Data extracted from a collection
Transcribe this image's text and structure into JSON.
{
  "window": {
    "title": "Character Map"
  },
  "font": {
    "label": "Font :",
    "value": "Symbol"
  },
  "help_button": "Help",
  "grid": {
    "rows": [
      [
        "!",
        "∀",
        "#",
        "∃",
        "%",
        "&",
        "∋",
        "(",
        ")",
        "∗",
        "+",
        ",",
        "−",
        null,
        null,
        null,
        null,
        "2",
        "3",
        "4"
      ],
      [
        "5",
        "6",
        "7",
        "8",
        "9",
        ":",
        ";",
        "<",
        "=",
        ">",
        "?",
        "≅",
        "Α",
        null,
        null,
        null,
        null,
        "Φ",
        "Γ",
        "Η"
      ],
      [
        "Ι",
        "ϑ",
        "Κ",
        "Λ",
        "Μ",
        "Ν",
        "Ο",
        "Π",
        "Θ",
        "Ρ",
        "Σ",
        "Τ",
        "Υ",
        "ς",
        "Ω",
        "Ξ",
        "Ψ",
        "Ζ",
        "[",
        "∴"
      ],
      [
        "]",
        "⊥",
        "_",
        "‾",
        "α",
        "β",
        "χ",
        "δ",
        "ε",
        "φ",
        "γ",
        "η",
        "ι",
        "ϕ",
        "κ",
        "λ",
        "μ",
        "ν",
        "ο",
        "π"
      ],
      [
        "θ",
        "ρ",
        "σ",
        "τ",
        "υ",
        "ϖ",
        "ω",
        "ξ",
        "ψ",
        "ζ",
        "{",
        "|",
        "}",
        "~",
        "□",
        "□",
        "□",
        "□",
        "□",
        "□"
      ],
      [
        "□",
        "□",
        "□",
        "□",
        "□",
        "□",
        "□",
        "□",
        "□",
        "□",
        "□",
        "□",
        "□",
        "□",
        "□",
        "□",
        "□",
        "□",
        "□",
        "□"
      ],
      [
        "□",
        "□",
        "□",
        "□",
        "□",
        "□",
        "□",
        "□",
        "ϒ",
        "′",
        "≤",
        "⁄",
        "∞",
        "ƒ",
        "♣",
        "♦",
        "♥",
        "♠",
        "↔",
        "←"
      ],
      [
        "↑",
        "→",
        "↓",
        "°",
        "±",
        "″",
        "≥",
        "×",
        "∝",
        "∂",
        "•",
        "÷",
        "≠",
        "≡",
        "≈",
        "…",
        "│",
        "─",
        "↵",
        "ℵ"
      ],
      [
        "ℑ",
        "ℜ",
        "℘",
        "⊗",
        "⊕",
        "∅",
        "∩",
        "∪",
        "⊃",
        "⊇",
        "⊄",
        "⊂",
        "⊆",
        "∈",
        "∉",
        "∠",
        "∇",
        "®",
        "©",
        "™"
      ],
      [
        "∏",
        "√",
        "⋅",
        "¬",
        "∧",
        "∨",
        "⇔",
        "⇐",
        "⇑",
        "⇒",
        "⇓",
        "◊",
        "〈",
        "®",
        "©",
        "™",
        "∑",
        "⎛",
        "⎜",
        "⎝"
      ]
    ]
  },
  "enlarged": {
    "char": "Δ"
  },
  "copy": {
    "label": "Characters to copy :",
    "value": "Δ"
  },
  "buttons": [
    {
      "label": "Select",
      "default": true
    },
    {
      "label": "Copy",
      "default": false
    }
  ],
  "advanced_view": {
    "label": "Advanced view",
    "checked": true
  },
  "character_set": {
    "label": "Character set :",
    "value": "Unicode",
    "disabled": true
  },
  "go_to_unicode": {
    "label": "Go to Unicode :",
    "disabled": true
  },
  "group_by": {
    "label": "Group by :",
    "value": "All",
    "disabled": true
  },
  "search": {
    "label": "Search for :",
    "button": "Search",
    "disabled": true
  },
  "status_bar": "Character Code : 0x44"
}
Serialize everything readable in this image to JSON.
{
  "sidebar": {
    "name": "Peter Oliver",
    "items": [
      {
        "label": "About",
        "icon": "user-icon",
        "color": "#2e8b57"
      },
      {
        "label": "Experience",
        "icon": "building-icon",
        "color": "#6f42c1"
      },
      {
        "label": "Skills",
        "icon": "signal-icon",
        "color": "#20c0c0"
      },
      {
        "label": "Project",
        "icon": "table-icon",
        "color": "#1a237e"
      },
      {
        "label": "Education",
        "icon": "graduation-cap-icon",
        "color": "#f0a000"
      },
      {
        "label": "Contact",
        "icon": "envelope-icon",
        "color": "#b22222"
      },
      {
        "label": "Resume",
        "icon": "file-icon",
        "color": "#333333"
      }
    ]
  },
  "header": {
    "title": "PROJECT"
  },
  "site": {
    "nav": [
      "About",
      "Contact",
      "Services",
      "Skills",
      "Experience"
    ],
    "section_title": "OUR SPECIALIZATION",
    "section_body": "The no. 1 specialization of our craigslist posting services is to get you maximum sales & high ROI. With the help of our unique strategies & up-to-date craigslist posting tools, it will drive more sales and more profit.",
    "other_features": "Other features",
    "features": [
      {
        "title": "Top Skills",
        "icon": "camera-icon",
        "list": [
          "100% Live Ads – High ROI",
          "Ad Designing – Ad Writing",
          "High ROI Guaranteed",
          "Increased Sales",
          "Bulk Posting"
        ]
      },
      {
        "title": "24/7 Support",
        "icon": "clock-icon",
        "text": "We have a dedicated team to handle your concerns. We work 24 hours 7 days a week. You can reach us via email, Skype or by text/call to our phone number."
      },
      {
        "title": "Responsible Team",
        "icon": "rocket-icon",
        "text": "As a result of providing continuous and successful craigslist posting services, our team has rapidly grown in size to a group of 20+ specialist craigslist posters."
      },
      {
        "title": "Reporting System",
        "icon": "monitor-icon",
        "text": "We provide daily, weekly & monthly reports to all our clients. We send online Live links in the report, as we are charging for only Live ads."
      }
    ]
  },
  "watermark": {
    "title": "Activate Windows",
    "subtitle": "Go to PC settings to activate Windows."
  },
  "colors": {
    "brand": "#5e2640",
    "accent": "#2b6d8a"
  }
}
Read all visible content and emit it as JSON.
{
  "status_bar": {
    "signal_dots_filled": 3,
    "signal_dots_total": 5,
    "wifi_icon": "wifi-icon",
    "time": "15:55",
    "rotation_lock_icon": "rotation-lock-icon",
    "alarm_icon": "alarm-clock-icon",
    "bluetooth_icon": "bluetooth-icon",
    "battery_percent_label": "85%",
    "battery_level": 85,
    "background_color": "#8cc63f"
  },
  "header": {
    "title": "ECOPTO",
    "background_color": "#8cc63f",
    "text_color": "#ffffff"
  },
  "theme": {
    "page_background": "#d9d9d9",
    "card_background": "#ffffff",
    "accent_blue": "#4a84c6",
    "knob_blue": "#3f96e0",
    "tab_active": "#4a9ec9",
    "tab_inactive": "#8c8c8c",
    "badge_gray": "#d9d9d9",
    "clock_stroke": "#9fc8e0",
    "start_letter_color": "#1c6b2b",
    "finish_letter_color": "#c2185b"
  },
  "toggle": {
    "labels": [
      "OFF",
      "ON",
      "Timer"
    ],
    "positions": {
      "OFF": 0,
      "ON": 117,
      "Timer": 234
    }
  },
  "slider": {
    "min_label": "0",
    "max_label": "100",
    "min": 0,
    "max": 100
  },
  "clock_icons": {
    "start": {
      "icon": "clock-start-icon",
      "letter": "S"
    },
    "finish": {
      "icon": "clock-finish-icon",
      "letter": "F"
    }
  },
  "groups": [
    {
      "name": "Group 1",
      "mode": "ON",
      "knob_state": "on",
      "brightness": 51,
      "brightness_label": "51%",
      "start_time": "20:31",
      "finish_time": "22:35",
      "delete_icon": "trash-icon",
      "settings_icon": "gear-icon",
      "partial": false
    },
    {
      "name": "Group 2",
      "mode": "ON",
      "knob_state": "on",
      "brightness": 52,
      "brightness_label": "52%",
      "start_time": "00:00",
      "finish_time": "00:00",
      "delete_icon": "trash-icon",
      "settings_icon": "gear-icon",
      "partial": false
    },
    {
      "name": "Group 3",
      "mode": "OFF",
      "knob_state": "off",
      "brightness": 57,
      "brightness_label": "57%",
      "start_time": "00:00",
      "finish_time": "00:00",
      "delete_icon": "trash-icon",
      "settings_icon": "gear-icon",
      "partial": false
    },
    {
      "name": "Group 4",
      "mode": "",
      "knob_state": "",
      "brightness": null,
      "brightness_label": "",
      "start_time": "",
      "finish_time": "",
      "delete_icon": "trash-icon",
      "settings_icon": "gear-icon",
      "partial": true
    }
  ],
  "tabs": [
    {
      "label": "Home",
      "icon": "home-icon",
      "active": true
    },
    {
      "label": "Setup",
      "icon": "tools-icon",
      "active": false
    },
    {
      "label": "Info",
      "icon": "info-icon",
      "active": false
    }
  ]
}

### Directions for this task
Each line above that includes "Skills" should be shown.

### Solved exercise
        "label": "Skills",
      "Skills",
        "title": "Top Skills",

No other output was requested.